I believe so. I felt so connected to that speech because I have, in my life, experienced the pain of not having the ability to completely provide for my own family. I have four daughters. It’s in our genetic makeup to hunt and forage. That speech was very powerful for me. But beyond that, he’s obviously saying, “No matter what you have to do, no matter how horrible it is, if it is for your family, it’s justified.”
But Gus doesn’t actually care about Walt’s family. He’s just using that logic, because he knows Walt will succumb to it.
And that’s what Gus was so good at. When he spotted your weakness, he was able to press on it, and have you become more and more paranoid about it. Although, he would keep his word, and not touch Walt’s family, if Walt had agreed to do as he was asked.
Part of my ability to render Gus as who I imagined him to be came from my meditation practice and yoga. I didn’t get pushed around by the timing of the set, or the other actors. I always reminded myself to breathe, and to put my attention on my acting partner and to observe. That allowed me to speak with my eyes and with my actions. As Gus, I felt older than I feel as myself, if that makes sense.
Do you root for Walt, or against him?
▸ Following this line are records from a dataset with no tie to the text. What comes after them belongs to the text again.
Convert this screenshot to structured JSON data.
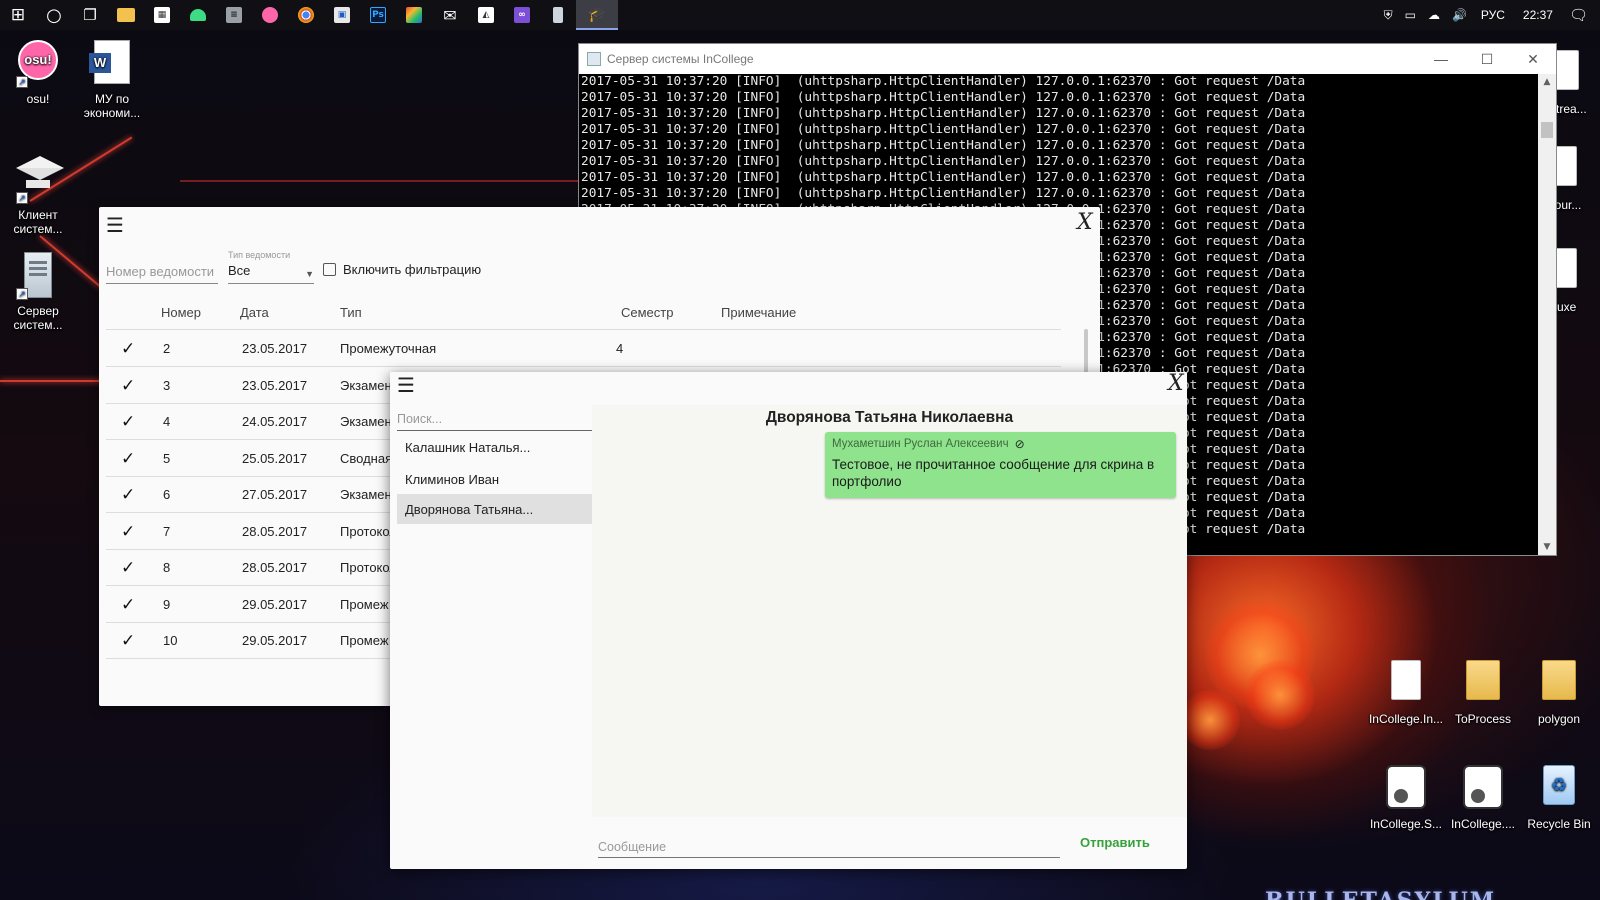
{
  "taskbar": {
    "pinned": [
      {
        "name": "start-button",
        "glyph": "⊞"
      },
      {
        "name": "cortana-button",
        "glyph": "○"
      },
      {
        "name": "task-view-button",
        "glyph": "❐"
      },
      {
        "name": "file-explorer-icon",
        "glyph": "▬"
      },
      {
        "name": "store-icon",
        "glyph": "▦"
      },
      {
        "name": "android-icon",
        "glyph": "▲"
      },
      {
        "name": "database-icon",
        "glyph": "≡"
      },
      {
        "name": "osu-icon",
        "glyph": "●"
      },
      {
        "name": "chrome-icon",
        "glyph": "◉"
      },
      {
        "name": "app-icon",
        "glyph": "▣"
      },
      {
        "name": "photoshop-icon",
        "glyph": "Ps"
      },
      {
        "name": "paint-icon",
        "glyph": "▧"
      },
      {
        "name": "mail-icon",
        "glyph": "✉"
      },
      {
        "name": "photos-icon",
        "glyph": "▨"
      },
      {
        "name": "visual-studio-icon",
        "glyph": "∧"
      },
      {
        "name": "server-icon",
        "glyph": "▯"
      },
      {
        "name": "incollege-client-icon",
        "glyph": "⌂"
      }
    ],
    "tray": {
      "language": "РУС",
      "time": "22:37",
      "icons": [
        "shield-icon",
        "network-icon",
        "cloud-icon",
        "volume-icon"
      ]
    }
  },
  "desktop": {
    "icons": [
      {
        "label": "osu!",
        "kind": "osu",
        "shortcut": true
      },
      {
        "label": "МУ по экономи...",
        "kind": "word",
        "shortcut": false
      },
      {
        "label": "Клиент систем...",
        "kind": "cap",
        "shortcut": true
      },
      {
        "label": "Сервер систем...",
        "kind": "server",
        "shortcut": true
      },
      {
        "label": "eStrea...",
        "kind": "paper",
        "shortcut": false
      },
      {
        "label": "-Sour...",
        "kind": "paper",
        "shortcut": false
      },
      {
        "label": "eluxe",
        "kind": "paper",
        "shortcut": false
      },
      {
        "label": "InCollege.In...",
        "kind": "paper",
        "shortcut": false
      },
      {
        "label": "ToProcess",
        "kind": "folder",
        "shortcut": false
      },
      {
        "label": "polygon",
        "kind": "folder",
        "shortcut": false
      },
      {
        "label": "InCollege.S...",
        "kind": "app",
        "shortcut": false
      },
      {
        "label": "InCollege....",
        "kind": "app",
        "shortcut": false
      },
      {
        "label": "Recycle Bin",
        "kind": "recycle",
        "shortcut": false
      }
    ],
    "background_logo": "BULLETASYLUM"
  },
  "console": {
    "title": "Сервер системы InCollege",
    "visible_line": "2017-05-31 10:37:20 [INFO]  (uhttpsharp.HttpClientHandler) 127.0.0.1:62370 : Got request /Data",
    "full_lines_above": 8,
    "partial_tail": ".0.1:62370 : Got request /Data",
    "partial_tail_count": 12,
    "short_tail": "Got request /Data",
    "short_tail_count": 9
  },
  "statements": {
    "filter_number_placeholder": "Номер ведомости",
    "filter_type_caption": "Тип ведомости",
    "filter_type_value": "Все",
    "filter_checkbox_label": "Включить фильтрацию",
    "columns": [
      "Номер",
      "Дата",
      "Тип",
      "Семестр",
      "Примечание"
    ],
    "rows": [
      {
        "number": "2",
        "date": "23.05.2017",
        "type": "Промежуточная",
        "semester": "4",
        "note": ""
      },
      {
        "number": "3",
        "date": "23.05.2017",
        "type": "Экзамен",
        "semester": "",
        "note": ""
      },
      {
        "number": "4",
        "date": "24.05.2017",
        "type": "Экзамен",
        "semester": "",
        "note": ""
      },
      {
        "number": "5",
        "date": "25.05.2017",
        "type": "Сводная",
        "semester": "",
        "note": ""
      },
      {
        "number": "6",
        "date": "27.05.2017",
        "type": "Экзамен",
        "semester": "",
        "note": ""
      },
      {
        "number": "7",
        "date": "28.05.2017",
        "type": "Протокол",
        "semester": "",
        "note": ""
      },
      {
        "number": "8",
        "date": "28.05.2017",
        "type": "Протокол",
        "semester": "",
        "note": ""
      },
      {
        "number": "9",
        "date": "29.05.2017",
        "type": "Промеж",
        "semester": "",
        "note": ""
      },
      {
        "number": "10",
        "date": "29.05.2017",
        "type": "Промеж",
        "semester": "",
        "note": ""
      }
    ]
  },
  "messages": {
    "search_placeholder": "Поиск...",
    "contacts": [
      {
        "name": "Калашник Наталья...",
        "selected": false
      },
      {
        "name": "Климинов Иван",
        "selected": false
      },
      {
        "name": "Дворянова Татьяна...",
        "selected": true
      }
    ],
    "chat_title": "Дворянова Татьяна Николаевна",
    "message": {
      "author": "Мухаметшин Руслан Алексеевич",
      "text": "Тестовое, не прочитанное сообщение для скрина в портфолио",
      "unread_icon": "eye-off-icon"
    },
    "input_placeholder": "Сообщение",
    "send_label": "Отправить"
  },
  "colors": {
    "bubble": "#8fe38d",
    "send": "#35a23c",
    "accent_line": "#d23a2e"
  }
}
Oh, that’s such an interesting question. I root for Walt, because I want him to become enlightened. When it doesn’t come, I hate him more. [Laughs] If people survive their journeys, and the challenges that have been placed in front of them, they can be forgiven. So I watch the show hoping Walt will see the light. And when that doesn’t happen, I want him to die. [Laughs] He is, at this point, irredeemable. I hope for some extreme, poetic justice. The ending I want is to see his head on a pike.
You might get your wish. Vince made it clear that he has no sympathy left for Walt.
To hear Vince speak about Walt in this disparaging way makes me sad! [Laughs] I’ve always had this feeling that, as a writer, you love all of your characters. And at some point, I imagine that Vince has turned against Walter, and Vince is going to exact his revenge. There is a horror coming, and let’s hope it’s one that will remind us that this road is not one to be traveled by the faint-hearted.
When I asked Vince how a nice guy such as he is able to create Breaking Bad, he said, “I probably have more Walt in me than I let on.”
This is why I created Gus the way I did. We’re a mixture of good and evil. And I can see a bit of that in Vince as well. Recently, I was at ComicCon, and I came into a photo shoot as the Breaking Bad cast was still there. The first thing I noticed was what Vince was wearing: a jacket that resembled, almost to the tee, what Gustavo Fring was wearing on the day he died. And I had a little jealousy, because I thought, “Oh, there’s the real Vince. He’s part Gustavo and part Walter, and he’s wearing my fucking jacket.” [Laughs]